This painting depicts a portion of the Tingari cycle, a very important collection of Dreaming narratives from the Western Desert region. The country that this painting depicts is located far to the west of Yuendumu and spans a vast area of land across the Gibson and Great Sandy Deserts in West Australia. Aboriginal groups that paint the Tingari cycle include the Pintupi, Kukatja, Ngarti and Walmajarri peoples, among others.
The cycle tells the story of a group of ancient creation ancestors, the Tingari, who travelled across the country. The Tingari took different forms, some human and some animal. Humans were typically initiated men accompanied by 'punyunyu', (novices, uninitiated men). The men were sometimes accompanied by extremely powerful initiated women, (called variously, the 'Kungka Tjuta', 'Minyma Tjuta' or 'Kanaputa'). Like the initiated men, these initiated women were accompanied by uninitiated women to whom they provided a ritual education. Animals featured in the Tingari cycle include the dingo, emu, kingfisher and western quoll, among others.

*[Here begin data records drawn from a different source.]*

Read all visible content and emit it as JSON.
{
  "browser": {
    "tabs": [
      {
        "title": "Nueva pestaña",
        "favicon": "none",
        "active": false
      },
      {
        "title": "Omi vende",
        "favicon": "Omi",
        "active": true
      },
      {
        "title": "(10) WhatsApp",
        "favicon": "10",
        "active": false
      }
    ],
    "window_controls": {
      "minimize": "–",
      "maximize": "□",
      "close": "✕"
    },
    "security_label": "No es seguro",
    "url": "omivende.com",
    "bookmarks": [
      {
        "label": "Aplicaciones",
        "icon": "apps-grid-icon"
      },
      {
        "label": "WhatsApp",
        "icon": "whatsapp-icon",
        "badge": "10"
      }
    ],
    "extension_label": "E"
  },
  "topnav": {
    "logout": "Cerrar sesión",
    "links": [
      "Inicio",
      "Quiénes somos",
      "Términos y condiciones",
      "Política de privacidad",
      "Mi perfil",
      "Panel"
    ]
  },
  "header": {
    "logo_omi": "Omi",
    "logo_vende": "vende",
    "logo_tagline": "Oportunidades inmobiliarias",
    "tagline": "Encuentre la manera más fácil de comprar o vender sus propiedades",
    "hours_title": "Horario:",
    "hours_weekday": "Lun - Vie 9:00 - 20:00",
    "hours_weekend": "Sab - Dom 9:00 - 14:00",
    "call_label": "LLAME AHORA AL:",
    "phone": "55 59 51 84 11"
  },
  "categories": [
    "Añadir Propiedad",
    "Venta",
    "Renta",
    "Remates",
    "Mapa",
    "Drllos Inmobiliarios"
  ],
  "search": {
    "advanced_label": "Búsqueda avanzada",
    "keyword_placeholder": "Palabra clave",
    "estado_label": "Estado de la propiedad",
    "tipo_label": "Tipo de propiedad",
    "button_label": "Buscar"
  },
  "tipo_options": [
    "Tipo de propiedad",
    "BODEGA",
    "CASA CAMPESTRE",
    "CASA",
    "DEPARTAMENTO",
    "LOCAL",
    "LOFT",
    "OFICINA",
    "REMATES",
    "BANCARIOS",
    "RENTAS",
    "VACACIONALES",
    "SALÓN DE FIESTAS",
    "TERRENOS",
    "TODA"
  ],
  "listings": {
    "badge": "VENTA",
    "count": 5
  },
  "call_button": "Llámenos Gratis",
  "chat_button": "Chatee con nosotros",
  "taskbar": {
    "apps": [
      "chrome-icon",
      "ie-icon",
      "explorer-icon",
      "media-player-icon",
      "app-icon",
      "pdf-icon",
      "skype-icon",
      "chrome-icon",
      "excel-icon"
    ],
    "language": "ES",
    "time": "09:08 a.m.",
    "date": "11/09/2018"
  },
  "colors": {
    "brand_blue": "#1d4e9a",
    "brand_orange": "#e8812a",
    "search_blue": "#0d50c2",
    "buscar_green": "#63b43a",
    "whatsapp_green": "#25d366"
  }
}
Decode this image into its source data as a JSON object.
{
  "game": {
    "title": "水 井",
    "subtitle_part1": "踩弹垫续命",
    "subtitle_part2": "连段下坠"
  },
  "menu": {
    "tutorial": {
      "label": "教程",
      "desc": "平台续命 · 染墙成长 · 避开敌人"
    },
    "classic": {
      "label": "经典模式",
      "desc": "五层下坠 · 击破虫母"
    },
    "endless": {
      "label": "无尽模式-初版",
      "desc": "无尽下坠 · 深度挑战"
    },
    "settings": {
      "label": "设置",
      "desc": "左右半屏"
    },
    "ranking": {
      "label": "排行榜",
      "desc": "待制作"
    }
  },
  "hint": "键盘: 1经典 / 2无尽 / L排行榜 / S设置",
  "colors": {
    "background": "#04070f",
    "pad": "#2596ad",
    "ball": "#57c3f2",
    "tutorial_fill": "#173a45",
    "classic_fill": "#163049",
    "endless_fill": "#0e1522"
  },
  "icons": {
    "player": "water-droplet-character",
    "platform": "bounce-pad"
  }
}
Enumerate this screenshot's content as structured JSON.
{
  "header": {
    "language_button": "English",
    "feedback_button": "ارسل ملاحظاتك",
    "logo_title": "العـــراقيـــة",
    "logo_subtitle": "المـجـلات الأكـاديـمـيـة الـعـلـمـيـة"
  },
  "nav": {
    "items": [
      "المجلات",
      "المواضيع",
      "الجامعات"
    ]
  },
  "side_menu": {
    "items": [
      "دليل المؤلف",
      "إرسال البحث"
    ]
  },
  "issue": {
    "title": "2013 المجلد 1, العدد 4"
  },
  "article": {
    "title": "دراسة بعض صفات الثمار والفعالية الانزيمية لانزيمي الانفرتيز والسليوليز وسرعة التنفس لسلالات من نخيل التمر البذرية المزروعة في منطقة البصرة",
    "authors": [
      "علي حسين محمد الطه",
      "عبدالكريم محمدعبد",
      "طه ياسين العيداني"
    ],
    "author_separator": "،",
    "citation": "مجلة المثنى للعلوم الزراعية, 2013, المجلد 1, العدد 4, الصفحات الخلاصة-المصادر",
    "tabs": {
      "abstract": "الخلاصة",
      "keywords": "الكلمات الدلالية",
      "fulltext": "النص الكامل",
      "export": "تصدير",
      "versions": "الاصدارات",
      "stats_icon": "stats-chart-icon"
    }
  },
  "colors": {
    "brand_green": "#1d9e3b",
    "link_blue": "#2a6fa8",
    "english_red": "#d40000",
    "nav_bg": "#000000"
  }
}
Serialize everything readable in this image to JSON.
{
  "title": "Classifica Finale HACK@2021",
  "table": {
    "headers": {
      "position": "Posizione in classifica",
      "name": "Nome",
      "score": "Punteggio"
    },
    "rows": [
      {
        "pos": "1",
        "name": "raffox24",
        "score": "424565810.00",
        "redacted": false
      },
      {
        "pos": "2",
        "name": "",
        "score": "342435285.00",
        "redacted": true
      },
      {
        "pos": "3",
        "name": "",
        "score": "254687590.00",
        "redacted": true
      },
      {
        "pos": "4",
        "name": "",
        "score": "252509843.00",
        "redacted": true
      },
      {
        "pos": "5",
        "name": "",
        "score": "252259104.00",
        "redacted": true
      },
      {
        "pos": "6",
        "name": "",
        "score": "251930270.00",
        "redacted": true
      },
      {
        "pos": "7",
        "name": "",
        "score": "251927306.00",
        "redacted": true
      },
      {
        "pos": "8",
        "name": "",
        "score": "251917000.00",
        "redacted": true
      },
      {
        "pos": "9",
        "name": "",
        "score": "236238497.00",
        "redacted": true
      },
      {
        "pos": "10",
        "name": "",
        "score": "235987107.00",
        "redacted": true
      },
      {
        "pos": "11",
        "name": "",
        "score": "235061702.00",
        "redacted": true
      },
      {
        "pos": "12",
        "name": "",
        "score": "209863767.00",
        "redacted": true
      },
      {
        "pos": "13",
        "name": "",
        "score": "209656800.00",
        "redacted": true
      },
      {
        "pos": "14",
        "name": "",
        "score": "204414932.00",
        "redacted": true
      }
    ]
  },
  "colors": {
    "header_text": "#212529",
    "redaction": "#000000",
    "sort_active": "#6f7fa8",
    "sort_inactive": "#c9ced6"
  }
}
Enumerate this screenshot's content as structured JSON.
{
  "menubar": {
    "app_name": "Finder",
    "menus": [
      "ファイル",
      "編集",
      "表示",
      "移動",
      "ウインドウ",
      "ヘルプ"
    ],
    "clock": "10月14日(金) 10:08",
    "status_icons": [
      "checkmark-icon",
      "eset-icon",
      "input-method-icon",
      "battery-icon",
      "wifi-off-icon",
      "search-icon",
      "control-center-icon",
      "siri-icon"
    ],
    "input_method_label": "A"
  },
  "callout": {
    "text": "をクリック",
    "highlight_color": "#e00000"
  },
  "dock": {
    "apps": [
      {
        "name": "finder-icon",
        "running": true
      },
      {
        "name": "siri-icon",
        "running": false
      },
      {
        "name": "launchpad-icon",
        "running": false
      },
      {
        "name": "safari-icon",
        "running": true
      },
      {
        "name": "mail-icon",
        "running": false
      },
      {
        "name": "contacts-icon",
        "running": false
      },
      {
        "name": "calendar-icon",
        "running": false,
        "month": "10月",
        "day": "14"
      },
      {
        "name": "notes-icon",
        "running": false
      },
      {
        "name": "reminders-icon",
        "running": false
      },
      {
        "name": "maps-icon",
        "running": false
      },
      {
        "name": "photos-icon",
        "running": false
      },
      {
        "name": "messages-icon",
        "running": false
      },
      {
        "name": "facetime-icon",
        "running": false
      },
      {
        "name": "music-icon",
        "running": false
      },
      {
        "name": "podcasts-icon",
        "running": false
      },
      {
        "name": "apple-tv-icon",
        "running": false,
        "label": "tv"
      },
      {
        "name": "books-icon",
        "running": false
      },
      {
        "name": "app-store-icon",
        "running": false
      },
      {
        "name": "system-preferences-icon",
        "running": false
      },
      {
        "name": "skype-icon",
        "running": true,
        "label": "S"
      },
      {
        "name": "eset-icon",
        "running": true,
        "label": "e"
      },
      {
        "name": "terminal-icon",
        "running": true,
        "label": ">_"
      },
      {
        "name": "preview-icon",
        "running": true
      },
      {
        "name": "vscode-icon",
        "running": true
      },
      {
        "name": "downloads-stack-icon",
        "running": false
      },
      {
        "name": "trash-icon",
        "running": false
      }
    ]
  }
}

As the Tingari travelled over vast areas of the country, they held initiations and other ceremonies, caused or encountered raging bushfires, hunted game, found and cooked bush tucker, fought and killed one another,disposed of the dead or brought them back to life, interacted with totemic ancestors, copulated illicitly, made and used sacred objects, flew through the air and died in hailstorms. In the course of these adventures, they either created or became the physical features of the sites they visited, forming rocky outcrops, waterholes, trees, salt lakes, ochre deposits and so on. These sites which are now regarded as sacred by their descendants, today's custodians of the places.
Size: 183cm x 122cm
Medium: Acrylic on canvas